» **What the task requires**: What is needed here is an exact copy of all the records below.

———

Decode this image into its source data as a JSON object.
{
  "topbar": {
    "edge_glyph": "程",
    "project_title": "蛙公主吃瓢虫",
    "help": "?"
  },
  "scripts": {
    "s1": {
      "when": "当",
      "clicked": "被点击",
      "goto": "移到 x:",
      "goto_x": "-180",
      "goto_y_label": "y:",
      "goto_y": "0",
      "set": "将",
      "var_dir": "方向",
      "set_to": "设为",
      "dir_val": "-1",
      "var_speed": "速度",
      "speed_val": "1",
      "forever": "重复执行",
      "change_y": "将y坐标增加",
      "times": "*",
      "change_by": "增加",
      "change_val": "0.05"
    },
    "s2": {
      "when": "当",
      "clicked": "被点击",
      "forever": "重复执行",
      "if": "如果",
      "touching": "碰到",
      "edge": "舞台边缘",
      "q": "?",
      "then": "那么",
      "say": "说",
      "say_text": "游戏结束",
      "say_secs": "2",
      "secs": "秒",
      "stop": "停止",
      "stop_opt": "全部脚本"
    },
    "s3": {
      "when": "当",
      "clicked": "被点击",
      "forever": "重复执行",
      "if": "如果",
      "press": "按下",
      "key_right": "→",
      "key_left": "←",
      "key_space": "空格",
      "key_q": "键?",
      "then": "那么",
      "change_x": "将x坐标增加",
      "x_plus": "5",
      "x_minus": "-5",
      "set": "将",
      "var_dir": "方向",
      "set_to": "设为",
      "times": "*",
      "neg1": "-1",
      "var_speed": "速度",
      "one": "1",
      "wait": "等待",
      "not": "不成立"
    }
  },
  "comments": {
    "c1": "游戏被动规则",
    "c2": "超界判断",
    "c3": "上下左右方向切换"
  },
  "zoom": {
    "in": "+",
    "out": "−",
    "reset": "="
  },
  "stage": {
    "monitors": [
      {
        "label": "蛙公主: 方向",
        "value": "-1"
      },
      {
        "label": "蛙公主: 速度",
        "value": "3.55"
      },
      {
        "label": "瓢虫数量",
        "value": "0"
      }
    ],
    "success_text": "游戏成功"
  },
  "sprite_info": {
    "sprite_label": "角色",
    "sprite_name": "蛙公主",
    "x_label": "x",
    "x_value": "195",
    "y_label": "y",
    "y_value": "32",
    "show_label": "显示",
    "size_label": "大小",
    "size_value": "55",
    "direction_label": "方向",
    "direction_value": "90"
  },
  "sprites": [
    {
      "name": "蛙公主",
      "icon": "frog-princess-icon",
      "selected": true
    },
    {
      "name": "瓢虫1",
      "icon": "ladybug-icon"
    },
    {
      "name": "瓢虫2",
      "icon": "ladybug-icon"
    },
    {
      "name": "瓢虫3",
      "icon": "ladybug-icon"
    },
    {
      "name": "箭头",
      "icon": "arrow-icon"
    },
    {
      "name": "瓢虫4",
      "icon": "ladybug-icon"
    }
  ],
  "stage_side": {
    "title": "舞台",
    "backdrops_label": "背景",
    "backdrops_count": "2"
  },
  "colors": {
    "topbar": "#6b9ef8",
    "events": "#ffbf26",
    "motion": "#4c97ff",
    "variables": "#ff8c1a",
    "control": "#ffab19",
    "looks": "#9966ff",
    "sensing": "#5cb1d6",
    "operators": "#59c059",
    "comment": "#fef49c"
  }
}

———

» **Problem solution**:
Decode this image into its source data as a JSON object.
{
  "topbar": {
    "edge_glyph": "程",
    "project_title": "蛙公主吃瓢虫",
    "help": "?"
  },
  "scripts": {
    "s1": {
      "when": "当",
      "clicked": "被点击",
      "goto": "移到 x:",
      "goto_x": "-180",
      "goto_y_label": "y:",
      "goto_y": "0",
      "set": "将",
      "var_dir": "方向",
      "set_to": "设为",
      "dir_val": "-1",
      "var_speed": "速度",
      "speed_val": "1",
      "forever": "重复执行",
      "change_y": "将y坐标增加",
      "times": "*",
      "change_by": "增加",
      "change_val": "0.05"
    },
    "s2": {
      "when": "当",
      "clicked": "被点击",
      "forever": "重复执行",
      "if": "如果",
      "touching": "碰到",
      "edge": "舞台边缘",
      "q": "?",
      "then": "那么",
      "say": "说",
      "say_text": "游戏结束",
      "say_secs": "2",
      "secs": "秒",
      "stop": "停止",
      "stop_opt": "全部脚本"
    },
    "s3": {
      "when": "当",
      "clicked": "被点击",
      "forever": "重复执行",
      "if": "如果",
      "press": "按下",
      "key_right": "→",
      "key_left": "←",
      "key_space": "空格",
      "key_q": "键?",
      "then": "那么",
      "change_x": "将x坐标增加",
      "x_plus": "5",
      "x_minus": "-5",
      "set": "将",
      "var_dir": "方向",
      "set_to": "设为",
      "times": "*",
      "neg1": "-1",
      "var_speed": "速度",
      "one": "1",
      "wait": "等待",
      "not": "不成立"
    }
  },
  "comments": {
    "c1": "游戏被动规则",
    "c2": "超界判断",
    "c3": "上下左右方向切换"
  },
  "zoom": {
    "in": "+",
    "out": "−",
    "reset": "="
  },
  "stage": {
    "monitors": [
      {
        "label": "蛙公主: 方向",
        "value": "-1"
      },
      {
        "label": "蛙公主: 速度",
        "value": "3.55"
      },
      {
        "label": "瓢虫数量",
        "value": "0"
      }
    ],
    "success_text": "游戏成功"
  },
  "sprite_info": {
    "sprite_label": "角色",
    "sprite_name": "蛙公主",
    "x_label": "x",
    "x_value": "195",
    "y_label": "y",
    "y_value": "32",
    "show_label": "显示",
    "size_label": "大小",
    "size_value": "55",
    "direction_label": "方向",
    "direction_value": "90"
  },
  "sprites": [
    {
      "name": "蛙公主",
      "icon": "frog-princess-icon",
      "selected": true
    },
    {
      "name": "瓢虫1",
      "icon": "ladybug-icon"
    },
    {
      "name": "瓢虫2",
      "icon": "ladybug-icon"
    },
    {
      "name": "瓢虫3",
      "icon": "ladybug-icon"
    },
    {
      "name": "箭头",
      "icon": "arrow-icon"
    },
    {
      "name": "瓢虫4",
      "icon": "ladybug-icon"
    }
  ],
  "stage_side": {
    "title": "舞台",
    "backdrops_label": "背景",
    "backdrops_count": "2"
  },
  "colors": {
    "topbar": "#6b9ef8",
    "events": "#ffbf26",
    "motion": "#4c97ff",
    "variables": "#ff8c1a",
    "control": "#ffab19",
    "looks": "#9966ff",
    "sensing": "#5cb1d6",
    "operators": "#59c059",
    "comment": "#fef49c"
  }
}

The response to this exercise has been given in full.